User Name and Email Address: Git associates each commit you create with your name and email address. When you start using Visual Studio with Git on your dev machine, if you connect to a Git team project first, then Visual Studio fills in your name and email address for you.
Default Repository Location: Specify the default root directory where you want to create or clone new local Git repositories.
Author images: Use images to more easily see the author of each commit.
An example of how author images enhance the collaborative experience:
If your repository does not have settings files, you should probably use Visual Studio to add some default files that apply the most typically useful settings. You’ll avoid distraction and potential clutter in your repository from non-source files such as locally-built binaries.
.gitignore file: See Use the Git ignore file to avoid file clutter in your work and in your repository.
.gitattributes file: To specify options such as how the system handles line-breaks, specify a .gitattributes file. See Customizing Git - Git Attributes
Commit your repository settings files: In most cases you should commit and push these files so that everyone else on your team uses the same repository settings on their dev machines.
You can specify three kinds of Git settings, listed in order of supersedence:
Repository settings apply to the work done in the local repository.
Global settings apply to the work done by the current user on the dev machine.
System settings apply to all work done on the client dev machine. (Visual Studio respects these settings, but does not expose them.)
If you need to modify system settings, or if you prefer the command prompt, then modify your Git settings from there. See Work from the Git command prompt, Customizing Git - Git Configuration, and git-config command.
A: Follow a step-by-step walkthrough to get started using Git to work locally on a new project and then to begin collaborating with a team on Visual Studio Online.
A: In most cases, it’s best to use a short, understandable folder path.
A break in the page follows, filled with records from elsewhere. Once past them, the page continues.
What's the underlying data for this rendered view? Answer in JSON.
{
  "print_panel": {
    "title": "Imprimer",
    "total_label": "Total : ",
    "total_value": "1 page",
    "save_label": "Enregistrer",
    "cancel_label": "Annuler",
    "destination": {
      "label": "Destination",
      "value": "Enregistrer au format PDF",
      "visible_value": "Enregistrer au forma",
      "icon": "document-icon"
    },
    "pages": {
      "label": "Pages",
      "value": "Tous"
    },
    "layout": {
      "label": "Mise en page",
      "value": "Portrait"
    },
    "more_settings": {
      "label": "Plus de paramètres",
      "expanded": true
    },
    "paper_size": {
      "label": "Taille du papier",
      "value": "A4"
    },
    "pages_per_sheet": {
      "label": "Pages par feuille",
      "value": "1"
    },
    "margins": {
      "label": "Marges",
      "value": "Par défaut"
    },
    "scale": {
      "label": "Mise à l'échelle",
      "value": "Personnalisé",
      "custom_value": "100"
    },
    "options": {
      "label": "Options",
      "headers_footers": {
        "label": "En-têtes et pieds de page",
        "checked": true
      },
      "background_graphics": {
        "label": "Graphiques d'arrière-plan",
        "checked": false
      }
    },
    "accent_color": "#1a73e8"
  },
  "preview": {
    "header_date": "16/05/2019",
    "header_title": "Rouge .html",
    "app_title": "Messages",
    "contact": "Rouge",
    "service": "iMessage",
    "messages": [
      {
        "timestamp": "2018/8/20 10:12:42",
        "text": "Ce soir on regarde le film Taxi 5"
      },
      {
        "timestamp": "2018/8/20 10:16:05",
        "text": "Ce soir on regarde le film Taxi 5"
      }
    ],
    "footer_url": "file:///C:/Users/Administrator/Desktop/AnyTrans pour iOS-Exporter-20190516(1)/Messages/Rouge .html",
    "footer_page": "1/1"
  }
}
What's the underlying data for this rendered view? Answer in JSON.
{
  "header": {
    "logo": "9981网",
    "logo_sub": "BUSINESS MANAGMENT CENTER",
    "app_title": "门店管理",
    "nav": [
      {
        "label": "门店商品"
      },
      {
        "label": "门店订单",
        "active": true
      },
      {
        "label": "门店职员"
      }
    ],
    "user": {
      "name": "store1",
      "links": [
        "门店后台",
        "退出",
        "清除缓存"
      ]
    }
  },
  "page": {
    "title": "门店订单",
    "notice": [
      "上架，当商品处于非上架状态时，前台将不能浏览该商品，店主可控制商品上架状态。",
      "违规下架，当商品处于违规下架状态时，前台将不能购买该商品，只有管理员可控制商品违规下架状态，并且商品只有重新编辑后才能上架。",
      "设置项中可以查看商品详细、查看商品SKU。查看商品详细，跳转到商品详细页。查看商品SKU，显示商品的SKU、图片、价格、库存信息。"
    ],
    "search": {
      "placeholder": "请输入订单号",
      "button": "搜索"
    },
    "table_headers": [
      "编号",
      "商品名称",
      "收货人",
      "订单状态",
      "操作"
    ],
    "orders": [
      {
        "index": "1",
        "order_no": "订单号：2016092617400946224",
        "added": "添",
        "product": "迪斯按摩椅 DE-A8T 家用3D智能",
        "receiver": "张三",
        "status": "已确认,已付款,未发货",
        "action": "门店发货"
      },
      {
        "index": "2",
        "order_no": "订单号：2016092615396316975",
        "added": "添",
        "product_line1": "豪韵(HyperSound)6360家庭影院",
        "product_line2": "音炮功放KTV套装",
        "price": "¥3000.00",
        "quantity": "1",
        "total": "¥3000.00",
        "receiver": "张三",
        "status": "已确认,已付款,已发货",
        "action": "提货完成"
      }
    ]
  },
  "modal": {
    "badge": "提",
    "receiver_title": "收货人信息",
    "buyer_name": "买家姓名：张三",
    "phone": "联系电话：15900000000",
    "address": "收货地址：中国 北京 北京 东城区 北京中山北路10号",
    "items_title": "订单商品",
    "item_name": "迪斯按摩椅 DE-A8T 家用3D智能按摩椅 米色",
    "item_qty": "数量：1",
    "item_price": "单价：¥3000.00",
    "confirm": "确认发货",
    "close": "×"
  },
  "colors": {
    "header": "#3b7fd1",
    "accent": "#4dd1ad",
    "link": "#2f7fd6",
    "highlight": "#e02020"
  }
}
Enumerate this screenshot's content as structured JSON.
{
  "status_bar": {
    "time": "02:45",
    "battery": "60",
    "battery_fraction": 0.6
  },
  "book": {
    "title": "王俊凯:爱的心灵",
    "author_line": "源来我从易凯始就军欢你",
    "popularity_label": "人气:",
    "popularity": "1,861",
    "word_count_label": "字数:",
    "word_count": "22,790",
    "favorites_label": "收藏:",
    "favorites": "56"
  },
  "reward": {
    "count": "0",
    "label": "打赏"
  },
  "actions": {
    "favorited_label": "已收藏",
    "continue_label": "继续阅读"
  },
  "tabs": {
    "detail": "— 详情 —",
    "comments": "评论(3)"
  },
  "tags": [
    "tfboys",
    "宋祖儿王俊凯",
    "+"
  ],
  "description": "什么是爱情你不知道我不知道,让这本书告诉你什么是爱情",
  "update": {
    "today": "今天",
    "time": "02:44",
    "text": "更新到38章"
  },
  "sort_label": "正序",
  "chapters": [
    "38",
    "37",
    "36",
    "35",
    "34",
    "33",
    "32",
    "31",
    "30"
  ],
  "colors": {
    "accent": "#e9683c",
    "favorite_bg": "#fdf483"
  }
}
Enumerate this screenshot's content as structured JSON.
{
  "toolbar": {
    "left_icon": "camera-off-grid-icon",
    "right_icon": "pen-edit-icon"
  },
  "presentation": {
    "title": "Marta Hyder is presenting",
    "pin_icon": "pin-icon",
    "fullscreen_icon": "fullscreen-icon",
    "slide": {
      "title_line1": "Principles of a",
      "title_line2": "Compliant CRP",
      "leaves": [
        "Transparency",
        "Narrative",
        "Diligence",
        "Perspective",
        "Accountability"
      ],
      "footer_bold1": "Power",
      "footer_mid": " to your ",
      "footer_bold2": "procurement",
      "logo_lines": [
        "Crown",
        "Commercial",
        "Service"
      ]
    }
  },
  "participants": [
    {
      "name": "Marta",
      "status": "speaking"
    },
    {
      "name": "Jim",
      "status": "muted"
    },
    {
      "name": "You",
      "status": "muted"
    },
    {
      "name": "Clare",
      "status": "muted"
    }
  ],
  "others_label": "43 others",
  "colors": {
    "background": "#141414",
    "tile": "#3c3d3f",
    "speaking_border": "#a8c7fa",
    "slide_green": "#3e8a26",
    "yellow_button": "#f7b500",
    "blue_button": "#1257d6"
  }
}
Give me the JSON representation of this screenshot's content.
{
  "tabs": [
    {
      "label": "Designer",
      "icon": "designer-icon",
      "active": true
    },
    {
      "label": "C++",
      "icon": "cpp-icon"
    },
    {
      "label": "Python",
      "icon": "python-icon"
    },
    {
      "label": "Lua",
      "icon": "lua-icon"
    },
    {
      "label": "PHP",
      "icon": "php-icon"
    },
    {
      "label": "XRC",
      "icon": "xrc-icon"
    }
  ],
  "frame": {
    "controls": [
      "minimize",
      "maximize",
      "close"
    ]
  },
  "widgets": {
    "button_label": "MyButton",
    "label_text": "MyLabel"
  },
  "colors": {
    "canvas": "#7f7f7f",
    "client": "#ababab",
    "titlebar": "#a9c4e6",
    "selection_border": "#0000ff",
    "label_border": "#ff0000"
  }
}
For example: C:\Users\YourName\Source\Repos\FabrikamGit\SolutionName\.
Some tips on effective folder names:
Keep all folder, sub-folder, and file names short to simplify your work and avoid potential long-path issues that can occur with some types of code projects.
Avoid whitespace if you want make command-line operations a little easier to perform.
A: Yes, any contributor to your team project can claim any user name and any email address they want when authoring a commit. However, TFS does authenticate who pushes the commit. To see who pushed a commit, open your team project in your web browser (Keyboard: Ctrl + 0, A). Open the commit you want to examine from the Commits section, and then expand the commit details.